Task details - Go over the data below and say how many lines hold the word "CASINO". Only the number is needed.

Website and app data records -
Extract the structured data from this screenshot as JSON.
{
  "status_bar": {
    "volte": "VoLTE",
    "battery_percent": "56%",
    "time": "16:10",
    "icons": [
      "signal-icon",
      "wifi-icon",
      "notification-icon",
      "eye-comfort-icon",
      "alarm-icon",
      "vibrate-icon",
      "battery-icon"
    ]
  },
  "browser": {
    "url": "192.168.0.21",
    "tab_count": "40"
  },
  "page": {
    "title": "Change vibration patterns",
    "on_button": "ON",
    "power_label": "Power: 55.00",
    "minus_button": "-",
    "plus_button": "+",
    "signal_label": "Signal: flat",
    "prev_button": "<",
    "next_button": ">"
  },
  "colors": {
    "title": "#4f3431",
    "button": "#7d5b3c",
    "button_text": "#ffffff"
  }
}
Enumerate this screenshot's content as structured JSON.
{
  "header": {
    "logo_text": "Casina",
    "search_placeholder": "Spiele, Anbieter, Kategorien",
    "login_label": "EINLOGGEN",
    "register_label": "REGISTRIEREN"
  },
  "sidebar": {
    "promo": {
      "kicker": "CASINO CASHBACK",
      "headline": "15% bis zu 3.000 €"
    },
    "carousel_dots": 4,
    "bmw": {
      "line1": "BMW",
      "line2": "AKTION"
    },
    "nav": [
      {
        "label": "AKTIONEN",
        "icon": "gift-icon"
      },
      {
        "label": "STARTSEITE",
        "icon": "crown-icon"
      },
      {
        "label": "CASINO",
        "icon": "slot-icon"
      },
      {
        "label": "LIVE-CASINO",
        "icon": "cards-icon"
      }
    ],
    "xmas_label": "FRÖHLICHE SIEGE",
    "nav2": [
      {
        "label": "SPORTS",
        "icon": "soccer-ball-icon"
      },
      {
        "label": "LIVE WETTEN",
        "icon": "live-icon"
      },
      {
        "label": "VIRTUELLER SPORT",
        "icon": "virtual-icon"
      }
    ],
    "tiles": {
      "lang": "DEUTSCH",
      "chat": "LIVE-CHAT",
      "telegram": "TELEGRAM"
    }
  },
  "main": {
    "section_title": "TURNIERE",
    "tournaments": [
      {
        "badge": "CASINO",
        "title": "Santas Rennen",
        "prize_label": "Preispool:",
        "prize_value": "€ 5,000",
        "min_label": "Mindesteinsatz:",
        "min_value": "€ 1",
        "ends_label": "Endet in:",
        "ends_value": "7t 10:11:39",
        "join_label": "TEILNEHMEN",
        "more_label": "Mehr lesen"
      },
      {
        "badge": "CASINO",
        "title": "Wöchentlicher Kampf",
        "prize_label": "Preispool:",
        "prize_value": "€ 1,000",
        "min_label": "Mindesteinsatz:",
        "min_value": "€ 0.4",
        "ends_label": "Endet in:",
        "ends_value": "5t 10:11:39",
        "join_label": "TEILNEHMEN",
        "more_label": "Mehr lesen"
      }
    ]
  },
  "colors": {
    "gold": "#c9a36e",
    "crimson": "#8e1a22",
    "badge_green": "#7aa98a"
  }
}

Response area - 5